Should it come with ISCG mounts in newer incarnations? Perhaps, but for us it isn't a big deal. It may be something we see in the future, which would be great for those that wish to run a full guide or a bash to protect their chainring. Ultimately something along the lines of SRAM's new XX1 would sit on this bad boy, perhaps with a top guide like e*thirteen's XCX for safe measures - dialed!
What's The Bottom Line?
Santa Cruz has pre well hit the ball out of the park with an incredibly versatile frame that can be built up as anything from an exceptional XC race bike through a mini-DH sled. They've also done it with a weight that leaves others blushing. Some won't dig it because it doesn't contain a half breed wheel size or some fancy new press fit bottom bracket, but what it is, in addition to its versatility, is a reliable, consistent, exciting and pretty darn close to bombproof weapon.
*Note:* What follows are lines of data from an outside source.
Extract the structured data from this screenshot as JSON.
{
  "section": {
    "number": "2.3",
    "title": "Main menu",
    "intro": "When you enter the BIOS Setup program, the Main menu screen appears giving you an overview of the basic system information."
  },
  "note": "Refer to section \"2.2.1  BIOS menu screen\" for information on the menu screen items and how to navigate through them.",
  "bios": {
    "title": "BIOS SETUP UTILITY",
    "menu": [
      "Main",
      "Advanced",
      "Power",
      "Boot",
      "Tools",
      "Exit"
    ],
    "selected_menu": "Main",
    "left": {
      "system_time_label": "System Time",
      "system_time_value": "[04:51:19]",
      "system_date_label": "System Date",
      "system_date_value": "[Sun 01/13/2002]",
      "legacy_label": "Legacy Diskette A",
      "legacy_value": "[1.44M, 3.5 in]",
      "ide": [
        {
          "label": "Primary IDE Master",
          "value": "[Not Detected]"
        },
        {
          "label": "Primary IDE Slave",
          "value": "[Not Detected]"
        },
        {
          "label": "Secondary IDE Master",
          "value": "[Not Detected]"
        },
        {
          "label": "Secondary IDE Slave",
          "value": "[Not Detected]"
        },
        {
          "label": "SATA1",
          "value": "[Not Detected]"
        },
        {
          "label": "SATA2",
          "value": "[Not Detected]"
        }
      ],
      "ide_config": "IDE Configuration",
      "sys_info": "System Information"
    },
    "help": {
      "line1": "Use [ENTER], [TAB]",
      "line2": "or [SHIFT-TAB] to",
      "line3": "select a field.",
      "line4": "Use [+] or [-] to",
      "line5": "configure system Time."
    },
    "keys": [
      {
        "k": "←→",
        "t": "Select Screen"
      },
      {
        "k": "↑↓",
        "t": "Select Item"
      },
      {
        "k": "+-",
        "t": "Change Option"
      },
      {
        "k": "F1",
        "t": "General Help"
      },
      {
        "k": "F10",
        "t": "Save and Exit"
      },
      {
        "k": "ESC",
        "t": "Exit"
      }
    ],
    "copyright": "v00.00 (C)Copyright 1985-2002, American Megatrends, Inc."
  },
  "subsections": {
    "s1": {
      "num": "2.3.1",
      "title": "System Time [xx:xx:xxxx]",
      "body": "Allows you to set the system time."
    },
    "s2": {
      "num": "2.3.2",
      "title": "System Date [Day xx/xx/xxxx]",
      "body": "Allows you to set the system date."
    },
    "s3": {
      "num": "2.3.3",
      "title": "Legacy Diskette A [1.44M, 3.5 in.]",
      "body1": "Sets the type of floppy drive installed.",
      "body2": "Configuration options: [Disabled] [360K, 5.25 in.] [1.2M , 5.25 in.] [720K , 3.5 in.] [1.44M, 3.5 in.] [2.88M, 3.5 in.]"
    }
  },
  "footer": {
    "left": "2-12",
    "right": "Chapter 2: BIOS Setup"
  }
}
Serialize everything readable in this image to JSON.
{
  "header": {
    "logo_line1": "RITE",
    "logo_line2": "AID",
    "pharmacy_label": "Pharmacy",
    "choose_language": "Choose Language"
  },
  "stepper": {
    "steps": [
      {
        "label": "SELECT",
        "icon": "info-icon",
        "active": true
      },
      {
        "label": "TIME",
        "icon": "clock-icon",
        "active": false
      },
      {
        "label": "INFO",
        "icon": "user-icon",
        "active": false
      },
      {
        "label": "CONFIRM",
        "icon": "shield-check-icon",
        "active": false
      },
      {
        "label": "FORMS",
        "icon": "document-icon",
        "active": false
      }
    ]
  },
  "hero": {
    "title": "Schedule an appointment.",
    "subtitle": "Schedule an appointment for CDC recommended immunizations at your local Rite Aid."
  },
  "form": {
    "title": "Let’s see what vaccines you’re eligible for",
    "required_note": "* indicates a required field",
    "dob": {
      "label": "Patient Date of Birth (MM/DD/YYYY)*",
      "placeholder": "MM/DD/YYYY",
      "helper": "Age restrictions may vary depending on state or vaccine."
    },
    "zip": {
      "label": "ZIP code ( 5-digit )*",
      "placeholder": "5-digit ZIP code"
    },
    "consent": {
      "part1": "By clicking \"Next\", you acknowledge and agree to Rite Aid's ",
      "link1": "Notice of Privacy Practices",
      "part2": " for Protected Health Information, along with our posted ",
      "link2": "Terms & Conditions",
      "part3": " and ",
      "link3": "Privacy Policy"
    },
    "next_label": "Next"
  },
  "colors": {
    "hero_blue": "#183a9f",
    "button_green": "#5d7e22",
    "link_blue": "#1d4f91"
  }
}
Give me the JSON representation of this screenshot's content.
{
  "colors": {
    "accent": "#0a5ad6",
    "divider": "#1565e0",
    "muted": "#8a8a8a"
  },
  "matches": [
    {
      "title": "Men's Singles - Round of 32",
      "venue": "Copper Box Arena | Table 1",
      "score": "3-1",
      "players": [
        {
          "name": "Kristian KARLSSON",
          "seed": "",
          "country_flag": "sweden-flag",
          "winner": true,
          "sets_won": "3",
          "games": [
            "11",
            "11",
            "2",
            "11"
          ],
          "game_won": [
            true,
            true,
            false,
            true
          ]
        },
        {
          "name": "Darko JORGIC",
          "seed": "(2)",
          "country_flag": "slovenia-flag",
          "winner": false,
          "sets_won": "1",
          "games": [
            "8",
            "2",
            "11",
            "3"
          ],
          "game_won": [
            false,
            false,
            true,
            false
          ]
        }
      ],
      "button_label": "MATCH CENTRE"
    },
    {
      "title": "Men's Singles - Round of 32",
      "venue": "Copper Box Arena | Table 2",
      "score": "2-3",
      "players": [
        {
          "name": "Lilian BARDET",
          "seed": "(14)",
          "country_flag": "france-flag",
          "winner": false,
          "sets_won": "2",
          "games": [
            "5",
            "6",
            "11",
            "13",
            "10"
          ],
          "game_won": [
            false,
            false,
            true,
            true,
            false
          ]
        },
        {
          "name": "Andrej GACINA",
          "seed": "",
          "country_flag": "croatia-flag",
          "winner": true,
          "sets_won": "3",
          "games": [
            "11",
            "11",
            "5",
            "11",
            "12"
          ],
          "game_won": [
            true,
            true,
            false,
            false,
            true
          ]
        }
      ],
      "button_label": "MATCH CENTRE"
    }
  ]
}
The refined VPP is a great system that requires little more than the periodic bolt check and squeeze of a grease gun (which they give you). In the stock configuration it's still supple enough to soak up small chatter via the rearward axle path (through to the sag point), but this controlled path is not so rearward that it will have your chain screaming with every compression.
The carbon construction is amazing and it without a doubt improves the quality of the ride. Despite the fancy plastic, the frame is available now in a stout aluminum package, which most definitely carries through most of the characteristics of its fancy older brother, but with ISCG mounts to stand up to its sibling. No matter which material you go for, know that the geometry and suspension work amazingly well - the really important elements of a frame.
Forget all the banter and hype over wheel sizes, frame materials and whether it's an "Enduro" bike or not. If you're in the business of riding bikes as much as possible, on machines that reward an active character more than being sat in a dark corner sulking, the Santa Cruz Blur TRc is hard to pass by.
Visit www.santacruzbikes.com for more on the Blur TRc.
About The Reviewer
AJ Barlas started riding as most do, bashing about dirt mounds and popping off street curbs. Not much has changed, really. These days the dirt mounds have become mountains and the street curbs, while still getting sessioned, are more often features on the trail. He began as a shop monkey racing downhill since day zero, only to go 'backwards' and start riding and racing BMX later on. He then came full circle once moving to Whistler. AJ loves riding everything from 8 hour mountain pass epics (bonking) to lap after lap in the park and 20 minute pumptrack sessions at sunset. Driven by his passion for biking and exposing people to the great equipment we ride, AJ started and maintains the Straightshot MTB blog. So long as wheels are involved, and preferably dirt (the drier and dustier the better), life is good.